[What you need to do]
Where in the material does the word "изображения" appear? Copy each line that has it.

[Material for this task]
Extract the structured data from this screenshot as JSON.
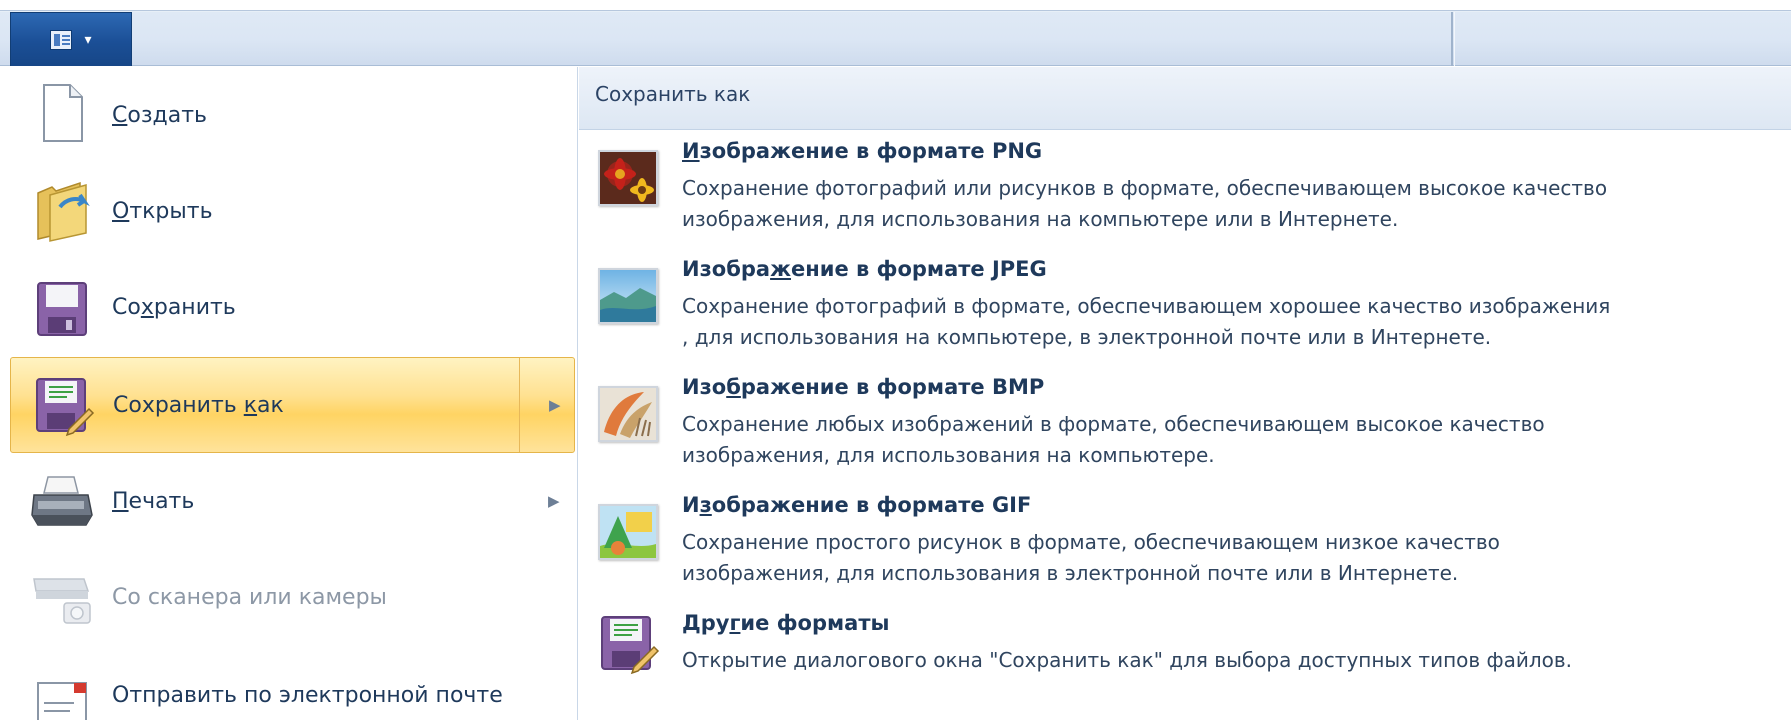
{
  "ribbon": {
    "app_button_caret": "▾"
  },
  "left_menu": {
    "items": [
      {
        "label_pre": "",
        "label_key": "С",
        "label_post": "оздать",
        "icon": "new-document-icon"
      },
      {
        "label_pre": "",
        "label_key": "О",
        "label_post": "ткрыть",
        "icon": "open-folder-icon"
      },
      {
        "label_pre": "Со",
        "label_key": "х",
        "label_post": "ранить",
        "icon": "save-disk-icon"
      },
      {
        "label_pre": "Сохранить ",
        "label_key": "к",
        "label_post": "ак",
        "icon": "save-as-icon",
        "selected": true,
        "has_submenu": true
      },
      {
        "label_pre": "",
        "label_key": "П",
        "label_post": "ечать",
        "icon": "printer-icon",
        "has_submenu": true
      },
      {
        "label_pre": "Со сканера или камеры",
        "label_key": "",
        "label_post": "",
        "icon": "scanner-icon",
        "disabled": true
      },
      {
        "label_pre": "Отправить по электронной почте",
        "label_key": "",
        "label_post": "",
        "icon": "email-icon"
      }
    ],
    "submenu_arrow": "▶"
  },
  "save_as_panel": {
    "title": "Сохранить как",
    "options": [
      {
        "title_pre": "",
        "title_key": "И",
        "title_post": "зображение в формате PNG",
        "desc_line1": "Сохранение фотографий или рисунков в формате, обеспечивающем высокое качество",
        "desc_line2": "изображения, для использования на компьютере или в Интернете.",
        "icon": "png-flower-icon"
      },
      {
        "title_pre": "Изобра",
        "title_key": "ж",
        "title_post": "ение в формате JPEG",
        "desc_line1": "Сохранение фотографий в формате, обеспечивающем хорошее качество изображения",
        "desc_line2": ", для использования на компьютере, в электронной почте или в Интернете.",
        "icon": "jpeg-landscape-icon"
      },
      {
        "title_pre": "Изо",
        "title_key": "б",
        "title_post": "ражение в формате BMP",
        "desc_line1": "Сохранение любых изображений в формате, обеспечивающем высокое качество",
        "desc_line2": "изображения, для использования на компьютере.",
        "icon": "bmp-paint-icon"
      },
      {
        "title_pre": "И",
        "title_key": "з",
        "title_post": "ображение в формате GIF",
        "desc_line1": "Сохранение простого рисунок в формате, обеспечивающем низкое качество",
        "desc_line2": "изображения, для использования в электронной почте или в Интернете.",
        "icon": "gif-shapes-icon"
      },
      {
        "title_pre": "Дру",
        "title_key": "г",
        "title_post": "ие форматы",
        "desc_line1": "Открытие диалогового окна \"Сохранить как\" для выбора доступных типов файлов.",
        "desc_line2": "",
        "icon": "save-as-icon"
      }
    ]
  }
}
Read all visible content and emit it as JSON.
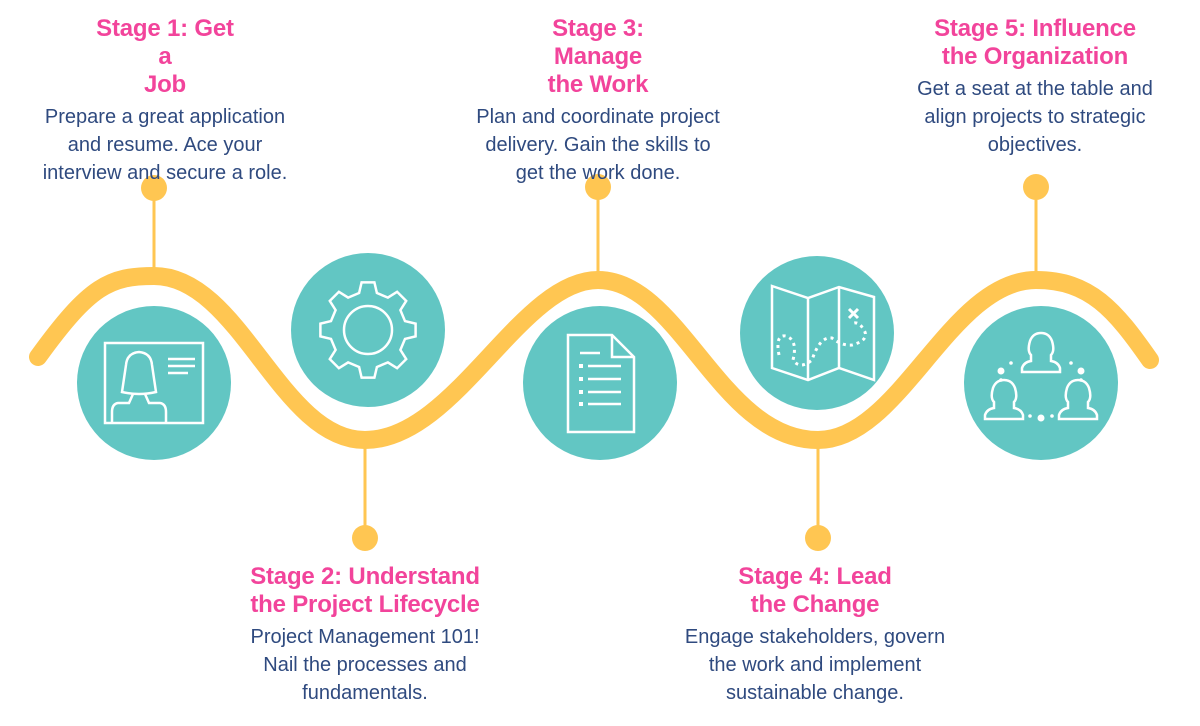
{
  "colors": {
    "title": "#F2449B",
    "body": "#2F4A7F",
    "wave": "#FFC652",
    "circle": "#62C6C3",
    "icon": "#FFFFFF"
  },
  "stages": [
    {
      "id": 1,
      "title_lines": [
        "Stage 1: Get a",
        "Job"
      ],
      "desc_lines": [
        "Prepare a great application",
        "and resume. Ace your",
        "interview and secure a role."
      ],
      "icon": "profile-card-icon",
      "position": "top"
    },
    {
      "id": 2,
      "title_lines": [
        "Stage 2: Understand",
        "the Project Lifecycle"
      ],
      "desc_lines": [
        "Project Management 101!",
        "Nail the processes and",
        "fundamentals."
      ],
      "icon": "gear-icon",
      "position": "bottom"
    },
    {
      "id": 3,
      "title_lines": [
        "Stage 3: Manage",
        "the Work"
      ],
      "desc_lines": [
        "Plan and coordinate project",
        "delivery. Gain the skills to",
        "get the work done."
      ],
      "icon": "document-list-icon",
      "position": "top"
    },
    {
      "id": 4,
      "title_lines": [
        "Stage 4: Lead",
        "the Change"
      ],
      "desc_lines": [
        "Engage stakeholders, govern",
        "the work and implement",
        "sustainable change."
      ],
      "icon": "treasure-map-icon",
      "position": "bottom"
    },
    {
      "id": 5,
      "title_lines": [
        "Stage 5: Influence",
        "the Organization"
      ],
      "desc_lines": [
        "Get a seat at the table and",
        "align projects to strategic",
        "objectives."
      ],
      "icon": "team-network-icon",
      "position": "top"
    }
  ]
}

[Solution for this problem]
        "desc_line2": "изображения, для использования на компьютере или в Интернете.",
        "desc_line1": "Сохранение фотографий в формате, обеспечивающем хорошее качество изображения",
        "desc_line2": "изображения, для использования на компьютере.",
        "desc_line2": "изображения, для использования в электронной почте или в Интернете.",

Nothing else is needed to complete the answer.